• **WHAT YOU WILL DO**
Reproduce the records in full. Alter nothing.

——————

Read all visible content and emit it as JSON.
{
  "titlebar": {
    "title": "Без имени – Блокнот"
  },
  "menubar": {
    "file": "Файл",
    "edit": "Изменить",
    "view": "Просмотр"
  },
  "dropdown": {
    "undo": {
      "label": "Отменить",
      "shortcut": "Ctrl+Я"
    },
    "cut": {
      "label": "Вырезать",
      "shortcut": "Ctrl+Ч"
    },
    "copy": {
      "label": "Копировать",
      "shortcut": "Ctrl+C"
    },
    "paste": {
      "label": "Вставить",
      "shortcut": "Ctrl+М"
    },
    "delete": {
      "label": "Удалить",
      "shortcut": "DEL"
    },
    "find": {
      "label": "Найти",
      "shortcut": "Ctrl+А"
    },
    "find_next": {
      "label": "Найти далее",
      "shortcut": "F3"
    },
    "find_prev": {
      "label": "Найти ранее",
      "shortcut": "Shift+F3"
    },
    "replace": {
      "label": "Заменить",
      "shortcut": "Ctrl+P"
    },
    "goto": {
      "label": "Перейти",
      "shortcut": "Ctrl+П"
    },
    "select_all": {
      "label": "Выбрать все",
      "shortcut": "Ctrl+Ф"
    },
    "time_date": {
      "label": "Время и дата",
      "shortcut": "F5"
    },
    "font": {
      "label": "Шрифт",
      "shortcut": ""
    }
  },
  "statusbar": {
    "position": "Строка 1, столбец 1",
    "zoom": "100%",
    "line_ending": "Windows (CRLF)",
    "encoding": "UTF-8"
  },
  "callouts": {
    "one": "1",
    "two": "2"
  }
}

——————

• **RESULT OF THE TASK**
Read all visible content and emit it as JSON.
{
  "titlebar": {
    "title": "Без имени – Блокнот"
  },
  "menubar": {
    "file": "Файл",
    "edit": "Изменить",
    "view": "Просмотр"
  },
  "dropdown": {
    "undo": {
      "label": "Отменить",
      "shortcut": "Ctrl+Я"
    },
    "cut": {
      "label": "Вырезать",
      "shortcut": "Ctrl+Ч"
    },
    "copy": {
      "label": "Копировать",
      "shortcut": "Ctrl+C"
    },
    "paste": {
      "label": "Вставить",
      "shortcut": "Ctrl+М"
    },
    "delete": {
      "label": "Удалить",
      "shortcut": "DEL"
    },
    "find": {
      "label": "Найти",
      "shortcut": "Ctrl+А"
    },
    "find_next": {
      "label": "Найти далее",
      "shortcut": "F3"
    },
    "find_prev": {
      "label": "Найти ранее",
      "shortcut": "Shift+F3"
    },
    "replace": {
      "label": "Заменить",
      "shortcut": "Ctrl+P"
    },
    "goto": {
      "label": "Перейти",
      "shortcut": "Ctrl+П"
    },
    "select_all": {
      "label": "Выбрать все",
      "shortcut": "Ctrl+Ф"
    },
    "time_date": {
      "label": "Время и дата",
      "shortcut": "F5"
    },
    "font": {
      "label": "Шрифт",
      "shortcut": ""
    }
  },
  "statusbar": {
    "position": "Строка 1, столбец 1",
    "zoom": "100%",
    "line_ending": "Windows (CRLF)",
    "encoding": "UTF-8"
  },
  "callouts": {
    "one": "1",
    "two": "2"
  }
}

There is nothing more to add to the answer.